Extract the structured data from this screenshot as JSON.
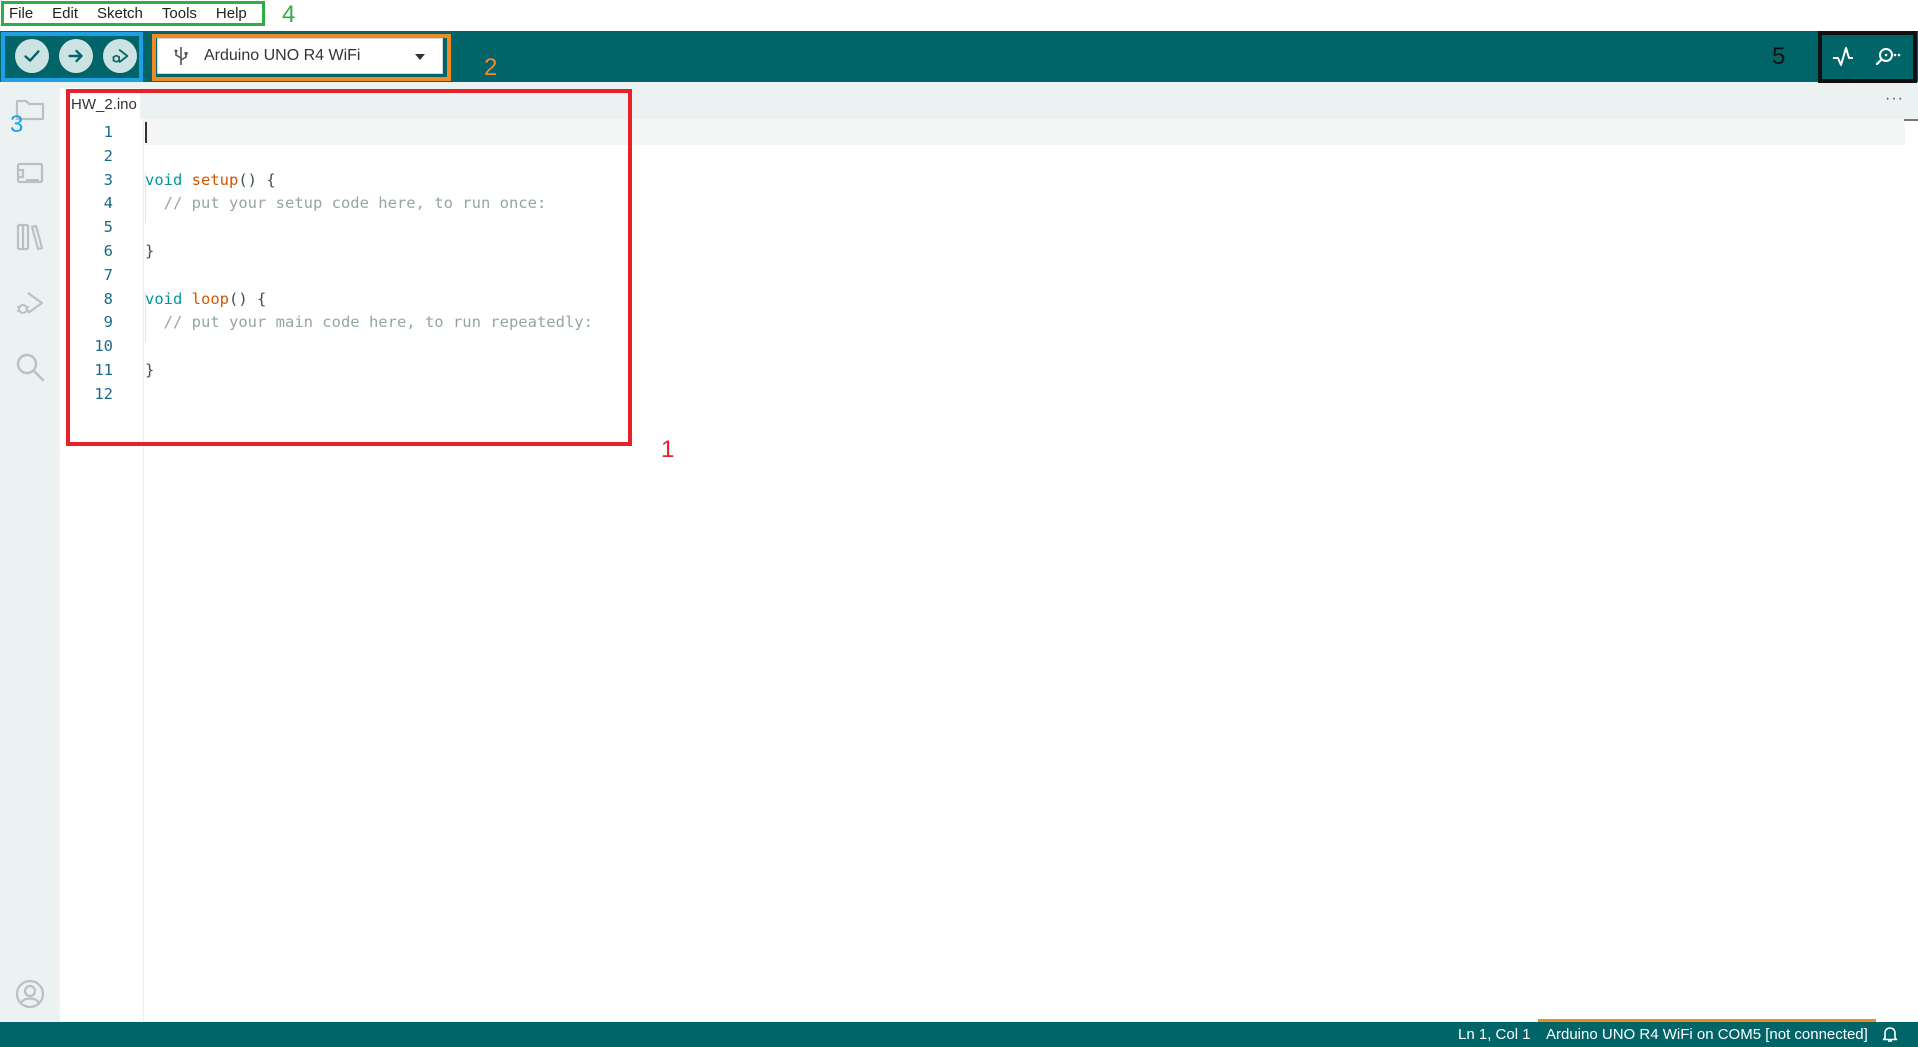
{
  "menu": {
    "items": [
      "File",
      "Edit",
      "Sketch",
      "Tools",
      "Help"
    ]
  },
  "toolbar": {
    "board_name": "Arduino UNO R4 WiFi",
    "verify_icon": "check-icon",
    "upload_icon": "arrow-right-icon",
    "debug_icon": "debug-icon",
    "plotter_icon": "serial-plotter-icon",
    "monitor_icon": "serial-monitor-icon"
  },
  "sidebar": {
    "icons": [
      "folder-icon",
      "board-manager-icon",
      "library-icon",
      "debug-icon",
      "search-icon",
      "account-icon"
    ]
  },
  "editor": {
    "tab_name": "HW_2.ino",
    "more_label": "···",
    "lines": [
      {
        "n": "1",
        "parts": []
      },
      {
        "n": "2",
        "parts": []
      },
      {
        "n": "3",
        "parts": [
          {
            "t": "void",
            "c": "kw"
          },
          {
            "t": " "
          },
          {
            "t": "setup",
            "c": "fn"
          },
          {
            "t": "() {"
          }
        ]
      },
      {
        "n": "4",
        "parts": [
          {
            "t": "  "
          },
          {
            "t": "// put your setup code here, to run once:",
            "c": "cm"
          }
        ]
      },
      {
        "n": "5",
        "parts": []
      },
      {
        "n": "6",
        "parts": [
          {
            "t": "}"
          }
        ]
      },
      {
        "n": "7",
        "parts": []
      },
      {
        "n": "8",
        "parts": [
          {
            "t": "void",
            "c": "kw"
          },
          {
            "t": " "
          },
          {
            "t": "loop",
            "c": "fn"
          },
          {
            "t": "() {"
          }
        ]
      },
      {
        "n": "9",
        "parts": [
          {
            "t": "  "
          },
          {
            "t": "// put your main code here, to run repeatedly:",
            "c": "cm"
          }
        ]
      },
      {
        "n": "10",
        "parts": []
      },
      {
        "n": "11",
        "parts": [
          {
            "t": "}"
          }
        ]
      },
      {
        "n": "12",
        "parts": []
      }
    ]
  },
  "status": {
    "position": "Ln 1, Col 1",
    "board": "Arduino UNO R4 WiFi on COM5 [not connected]"
  },
  "annotations": [
    {
      "label": "1",
      "color": "#e8202a"
    },
    {
      "label": "2",
      "color": "#f08a24"
    },
    {
      "label": "3",
      "color": "#1ea0e6"
    },
    {
      "label": "4",
      "color": "#2fae45"
    },
    {
      "label": "5",
      "color": "#111111"
    }
  ],
  "colors": {
    "teal": "#006468",
    "sidebar_bg": "#ecf1f1",
    "keyword": "#00979c",
    "function": "#d35400",
    "comment": "#95a5a6",
    "line_number": "#1a6b8a"
  }
}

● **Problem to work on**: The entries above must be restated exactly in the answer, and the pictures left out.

● **Task solution**:
Extract the structured data from this screenshot as JSON.
{
  "menu": {
    "items": [
      "File",
      "Edit",
      "Sketch",
      "Tools",
      "Help"
    ]
  },
  "toolbar": {
    "board_name": "Arduino UNO R4 WiFi",
    "verify_icon": "check-icon",
    "upload_icon": "arrow-right-icon",
    "debug_icon": "debug-icon",
    "plotter_icon": "serial-plotter-icon",
    "monitor_icon": "serial-monitor-icon"
  },
  "sidebar": {
    "icons": [
      "folder-icon",
      "board-manager-icon",
      "library-icon",
      "debug-icon",
      "search-icon",
      "account-icon"
    ]
  },
  "editor": {
    "tab_name": "HW_2.ino",
    "more_label": "···",
    "lines": [
      {
        "n": "1",
        "parts": []
      },
      {
        "n": "2",
        "parts": []
      },
      {
        "n": "3",
        "parts": [
          {
            "t": "void",
            "c": "kw"
          },
          {
            "t": " "
          },
          {
            "t": "setup",
            "c": "fn"
          },
          {
            "t": "() {"
          }
        ]
      },
      {
        "n": "4",
        "parts": [
          {
            "t": "  "
          },
          {
            "t": "// put your setup code here, to run once:",
            "c": "cm"
          }
        ]
      },
      {
        "n": "5",
        "parts": []
      },
      {
        "n": "6",
        "parts": [
          {
            "t": "}"
          }
        ]
      },
      {
        "n": "7",
        "parts": []
      },
      {
        "n": "8",
        "parts": [
          {
            "t": "void",
            "c": "kw"
          },
          {
            "t": " "
          },
          {
            "t": "loop",
            "c": "fn"
          },
          {
            "t": "() {"
          }
        ]
      },
      {
        "n": "9",
        "parts": [
          {
            "t": "  "
          },
          {
            "t": "// put your main code here, to run repeatedly:",
            "c": "cm"
          }
        ]
      },
      {
        "n": "10",
        "parts": []
      },
      {
        "n": "11",
        "parts": [
          {
            "t": "}"
          }
        ]
      },
      {
        "n": "12",
        "parts": []
      }
    ]
  },
  "status": {
    "position": "Ln 1, Col 1",
    "board": "Arduino UNO R4 WiFi on COM5 [not connected]"
  },
  "annotations": [
    {
      "label": "1",
      "color": "#e8202a"
    },
    {
      "label": "2",
      "color": "#f08a24"
    },
    {
      "label": "3",
      "color": "#1ea0e6"
    },
    {
      "label": "4",
      "color": "#2fae45"
    },
    {
      "label": "5",
      "color": "#111111"
    }
  ],
  "colors": {
    "teal": "#006468",
    "sidebar_bg": "#ecf1f1",
    "keyword": "#00979c",
    "function": "#d35400",
    "comment": "#95a5a6",
    "line_number": "#1a6b8a"
  }
}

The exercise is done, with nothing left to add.